by Shivanee Ramlochan, Paper Based Blogger
One thing may be apparent above others, on a first reading of The Crystal Bird: we’re in the hands of someone who has considered her historical fiction carefully, and with no shortage of passionate investment. The story charts the adventures of two archaeologists who stumble across a fascinating find in the late nineties, one that leads them to interact with a sequestered civilization, the Ashai tribe. As a far more advanced society, the Ashais are in possession of secrets that could change the face of both medicine and warfare. Herein lies a moral dilemma, however: do the archaeologists honour the private, proudly-guarded traditions of the Ashai, or smuggle this chemical bounty back to the outside world?

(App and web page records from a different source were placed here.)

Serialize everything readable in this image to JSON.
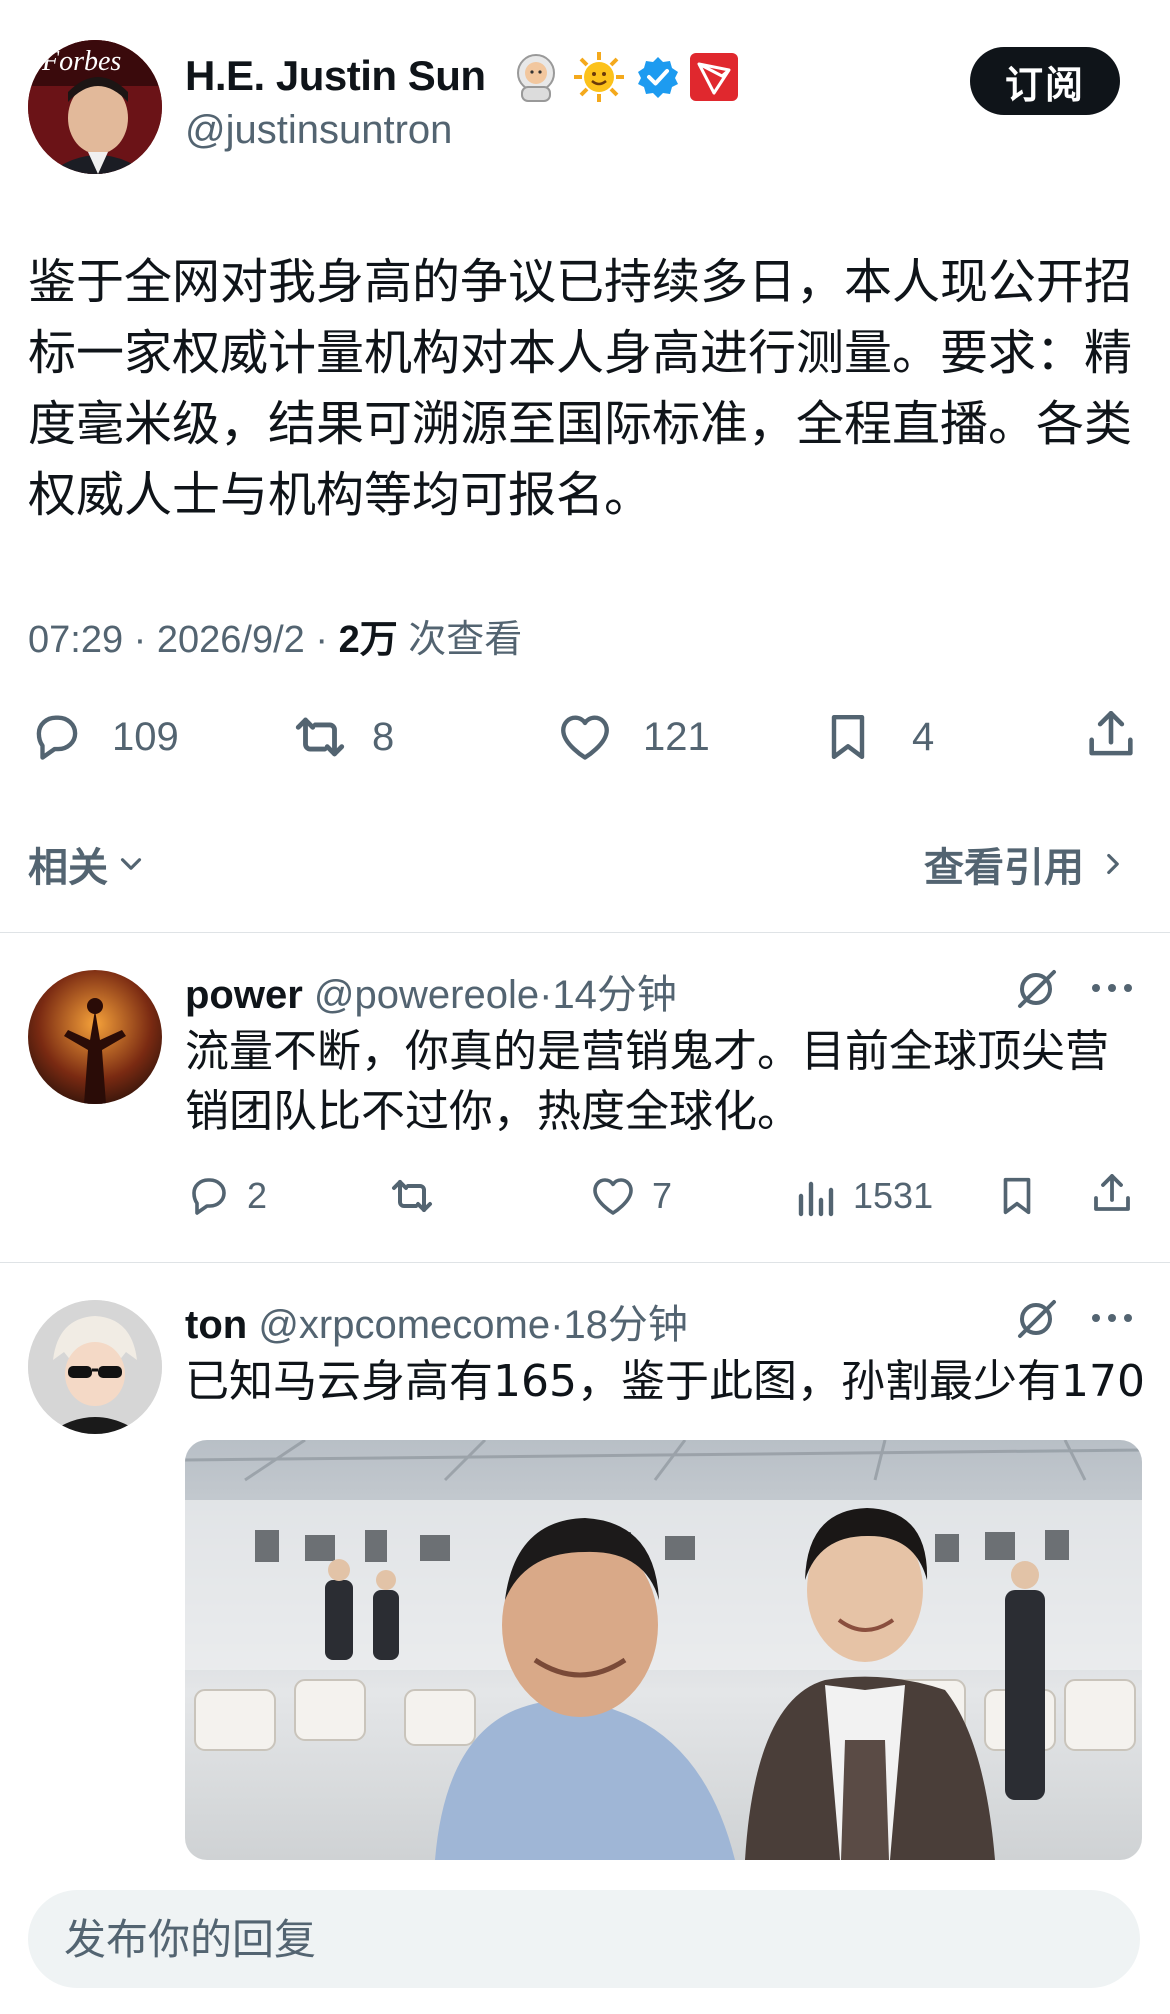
{
  "tweet": {
    "author_name": "H.E. Justin Sun",
    "author_handle": "@justinsuntron",
    "avatar_logo_text": "Forbes",
    "subscribe_label": "订阅",
    "body": "鉴于全网对我身高的争议已持续多日，本人现公开招标一家权威计量机构对本人身高进行测量。要求：精度毫米级，结果可溯源至国际标准，全程直播。各类权威人士与机构等均可报名。",
    "time": "07:29",
    "date": "2026/9/2",
    "views": "2万",
    "views_label": "次查看",
    "replies": "109",
    "retweets": "8",
    "likes": "121",
    "bookmarks": "4",
    "related_label": "相关",
    "view_quotes_label": "查看引用"
  },
  "replies": [
    {
      "name": "power",
      "handle": "@powereole",
      "time": "14分钟",
      "body": "流量不断，你真的是营销鬼才。目前全球顶尖营销团队比不过你，热度全球化。",
      "replies": "2",
      "likes": "7",
      "views": "1531"
    },
    {
      "name": "ton",
      "handle": "@xrpcomecome",
      "time": "18分钟",
      "body": "已知马云身高有165，鉴于此图，孙割最少有170"
    }
  ],
  "composer": {
    "placeholder": "发布你的回复"
  },
  "colors": {
    "text": "#0f1419",
    "secondary": "#536471",
    "verified": "#1d9bf0",
    "tron": "#e0282e",
    "input_bg": "#eff3f4"
  }
}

The innate lyricism of Drayton’s language is evident in her two poetry collections, Brown Doves and Brown Doves II: Passages. She brings this wordplay to bear in the composition of The Crystal Bird, and bolsters her attention to language with the development of a uniquely-visioned epic. In summing up their thoughts on the novel, Kirkus Reviews hails it as “a unique, engaging story of star-crossed love, history and mythical magic.” A spellbinding account of what happens when two civilizations collide, mixed in with views from the present time and days of yore, Helen Drayton’s first novel is unmissable for those who like their historical fiction relevant, emotionally resonant, and page-turning.